For detailed information see 

(1) F H Read and N J Bowring, Accurate Monte-Carlo calculation of Boersch energy and angle spreading, Rev Sci Inst, 74, 2280-2287 (2003).

(2) F H Read and N J Bowring, Monte Carlo calculation of Boersch energy spreading, Nucl Instrum and Meth, accepted June 2003.

(3) Notes in sct3coul.cpp and sct3boer.cpp.

The geometry is that of xmpl3d07.  The rays start at z = -500, in a field-free region.

There are 1000 rays, all starting from a disc of effective radius 1E4 at z = -100E4, and all directed towards a pupil of radius 1.0 at z = 0.  The beam half-angle is therefore 0.01. The energy of the electrons is 10keV.

The total current in the beam is 2.675E-2mA.  Using the parameters defined by H Rose and R Spehr, Adv. in Electronics and Electron Physics, Supplement 13C, 475-530 (1983), the 'normalised current, kappa' is therefore 1.E-3.

The rays start with a random spatial distribution across the starting disc.

The 'mesh' method of ray tracing is used.  The mesh spacing and the requested trajectory inaccuracy are large because the region is almost field-free. 

The 'trajectory charge-tube' method of assigning the space-charges of the trajectories is used.

Three 'advanced' options (which were created for the present application) are used to vary:

 (1) the lengths of the trajectory steps (which are also the lengths of the space-charge tubes),

 (2) the radii of the space-charge tubes, and

 (3) the averaging radius for calculating the space-charge density.

The initial values of these three distances are defined for the total range of z, namely -500 to +500, but they all are halved in the region from z = -300 to +300, and are further halved in the region from z = -100 to +100.  These reductions approximately follow the radius of the beam and are designed to give the highest accuracy for a given computing time.

The test planes are spaced by 50.

The file scatter3.dll is automatically 'dynamically-linked' to the main program, to carry out the electron-electron scattering calculations.

scatter3.dll is compiled from scatter3.cpp, which is copied from sct3coul.cpp.

Therefore there are 2 methods of making scatter3.dll:

(1) Simply copy sct3coul.dll to scatter3.dll

(2) If you want to modify the electron-electron scattering code then copy sct3coul.cpp to scatter3.cpp, modify scatter3.cpp  and then create scatter3.dll (following the procedure described in Help).
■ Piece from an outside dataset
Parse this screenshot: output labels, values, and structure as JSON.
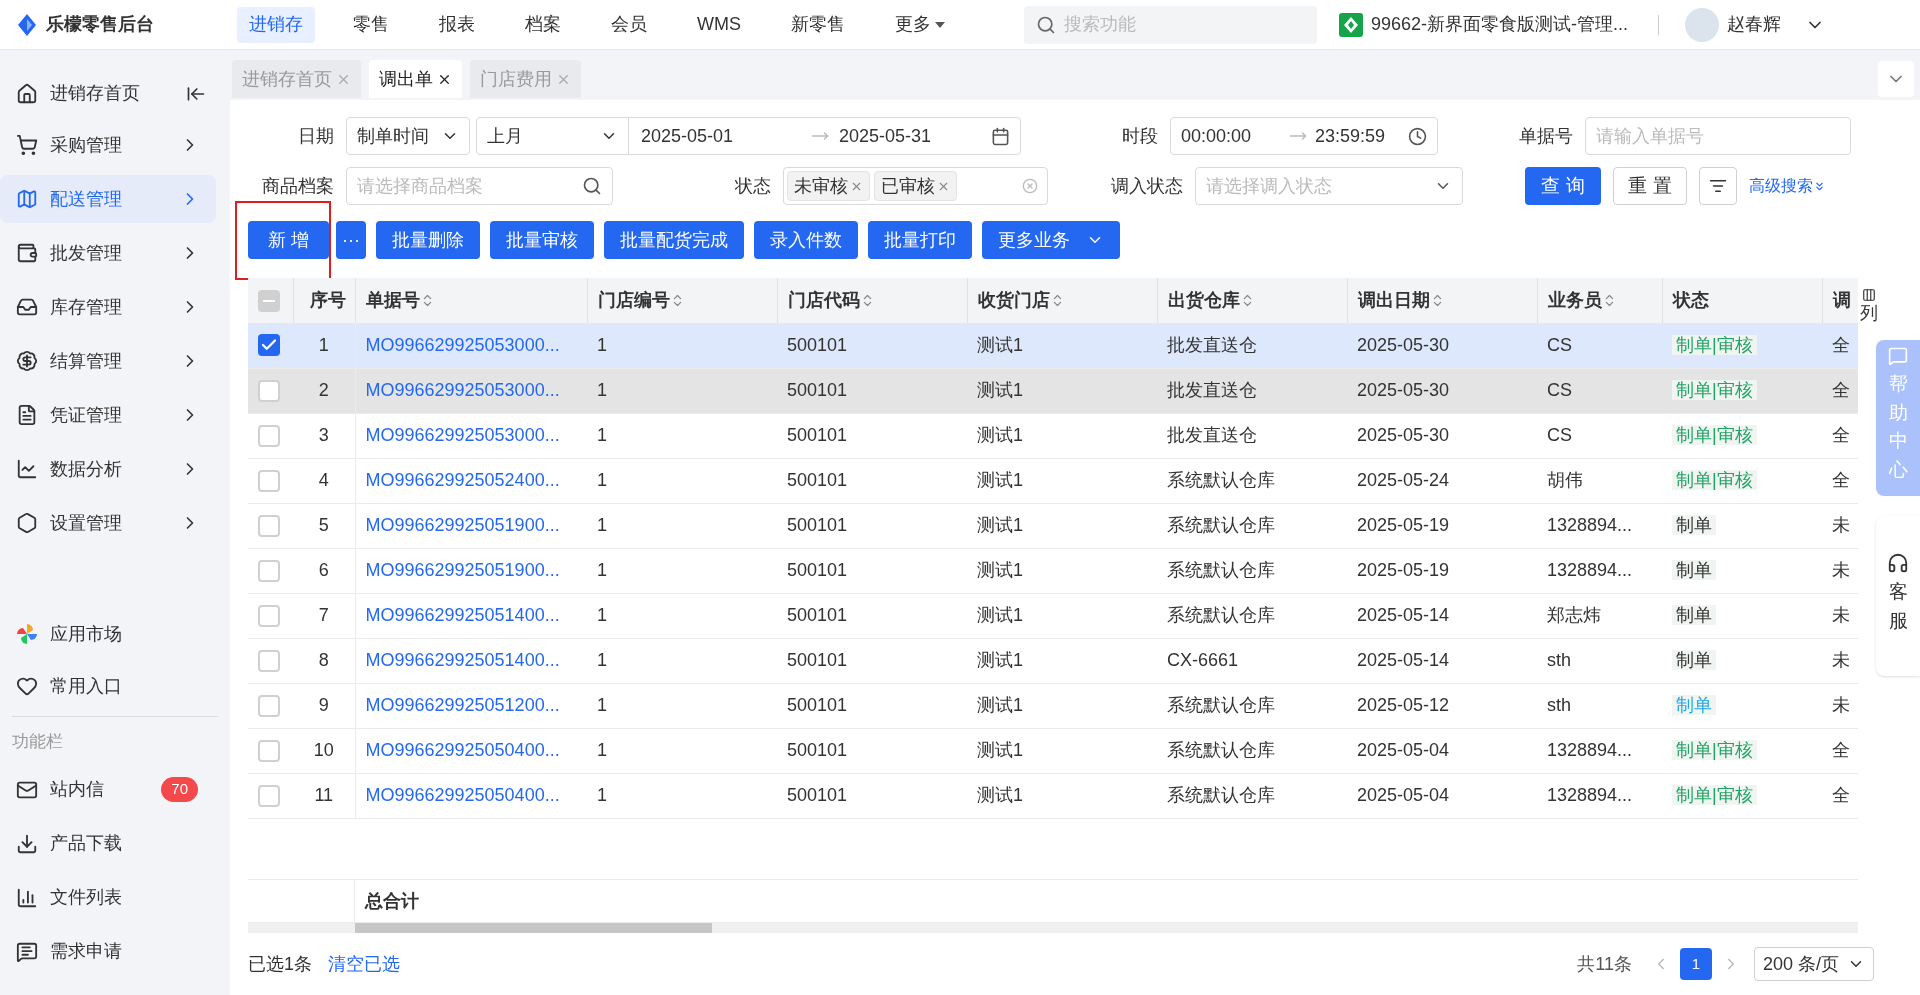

The linked file scatter3.dll calls a data file that is named in the present data file.  In the present example it has the name sct3coul.dat.

Please see the footnotes of the data file for the contents of sct3coul.dat and for further information.